SACRAMENTO (CN) – Three property developers claim in court that California’s Department of Finance is trying to “uproot” an affordable-housing project in San Marcos by finding it ineligible for millions of dollars of tax credits.
Southern California Housing Resource and Development LLC, Creekside Land Holding Co. LP, and Residences at Creekside Housing Partners LP want an injunction against the Department of Finance and its Director Ana Matosantos.
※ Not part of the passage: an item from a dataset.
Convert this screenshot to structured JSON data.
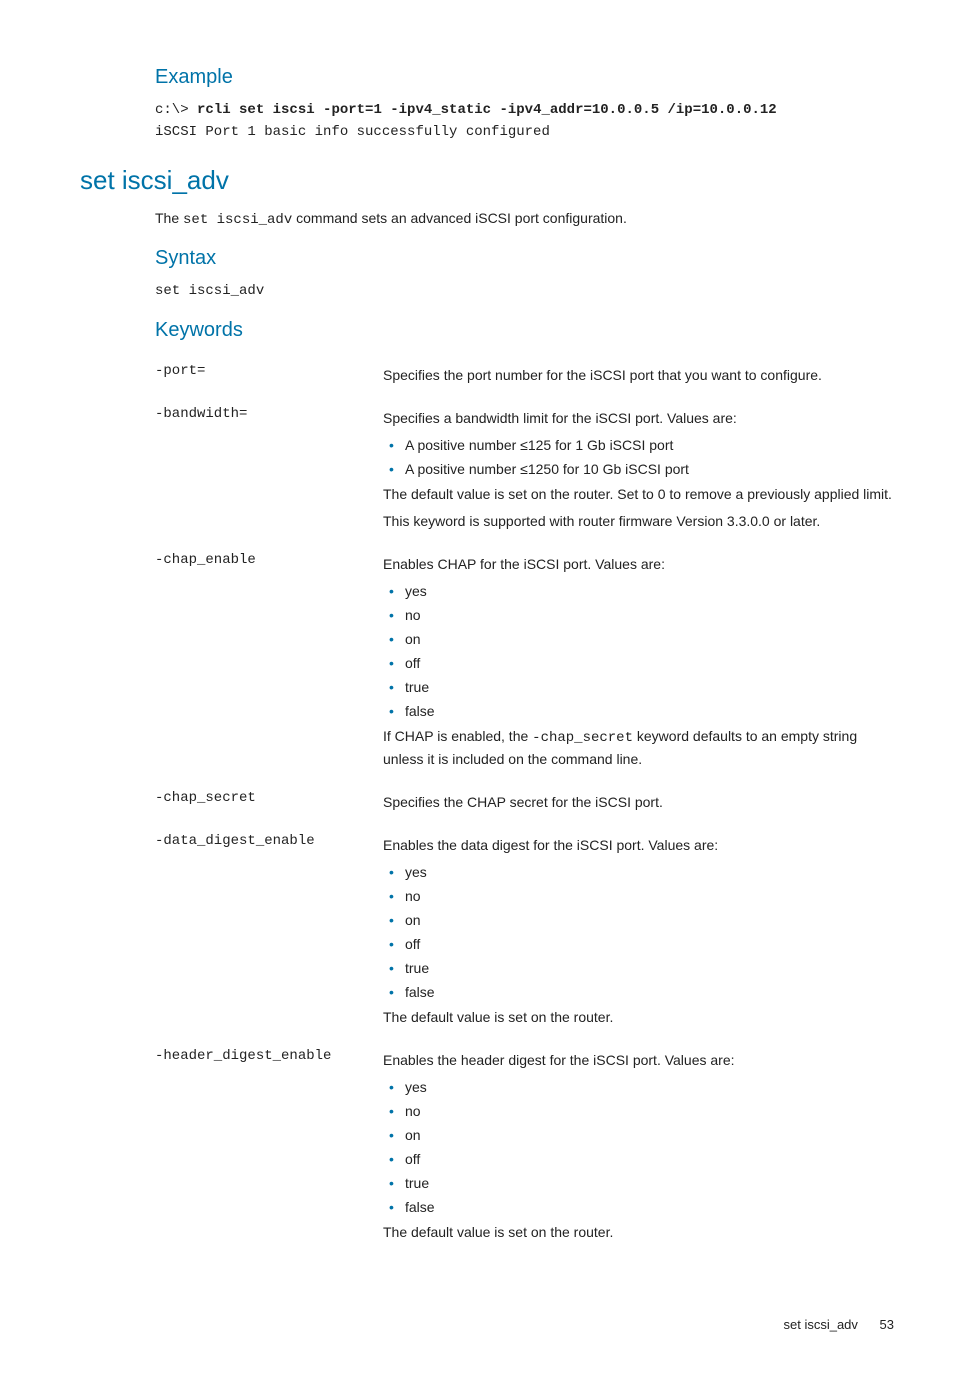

The developers claim the state violated constitutional protections for contracts tied to the 98-unit Creekside housing development.
San Marcos, in North San Diego County, is plagued by nightmare traffic and overdevelopment, but has little affordable housing.
Gov. Jerry Brown last year signed into law two budget implementation bills known as ABx1 26/27 which “effected substantial changes to redevelopment law,” and which the Department of Finance used to abrogate the developers’ rights to millions more in low-income housing tax credits, according to the complaint.
The developers claim that the contracts, and roughly $60 million of housing bonds set aside by the San Marcos Redevelopment Agency in 2010, are enforceable agreements even under the new law.
“Expedited relief in petitioners’ favor is critical because without it petitioners will lose, among other things, low income housing tax credits that form an essential part of the financing needed to create the affordable housing units in question,” the Superior Court complaint states.
“Expedited relief is also warranted to avoid other irreparable injury to one petitioner’s [Southern California Housing Resource and Development] relationship with and reputation before the California Tax Credit Allocation Committee (‘TCAC’), a state agency that is critical to that petitioner’s business.”
The developers say the Department of Finance’s position would “undermine” a Superior Court judgment from 1990, which mandated a special fund from tax revenue to remedy the “critical shortage” of low-income housing in San Marcos.
“Petitioners’ project, which DOF would unlawfully uproot, is an essential component in San Marcos’ long-standing efforts to comply with those judgments,” the complaint states.
In May 2011, the San Marcos Redevelopment Agency authorized a $28 million loan to support the Creekside Project, the developers say. The $13 million already drawn on that loan “constitutes a lien on the property,” and the property will be “essentially worthless” unless the developers receive $17 million more in tax credits, according to the complaint.
The developers say that though the Department of Finance does not dispute that the 1990 judgments are “‘enforceable obligations,'” the agency claimed that a development agreement and owner participation agreement for Creekside was noncompliant, even though it was approved “long before” AB 26/27 was enacted.
The developers say the agreement was treated as an “inconsequential detail that can be ignored in DOF’s headlong rush to vacuum whatever funds it can find.”
The developers are represented by Robert Doty, with Cox, Castle & Nicholson of San Francisco.
Neither the law firm nor the Department of Finance immediately responded to requests for comment.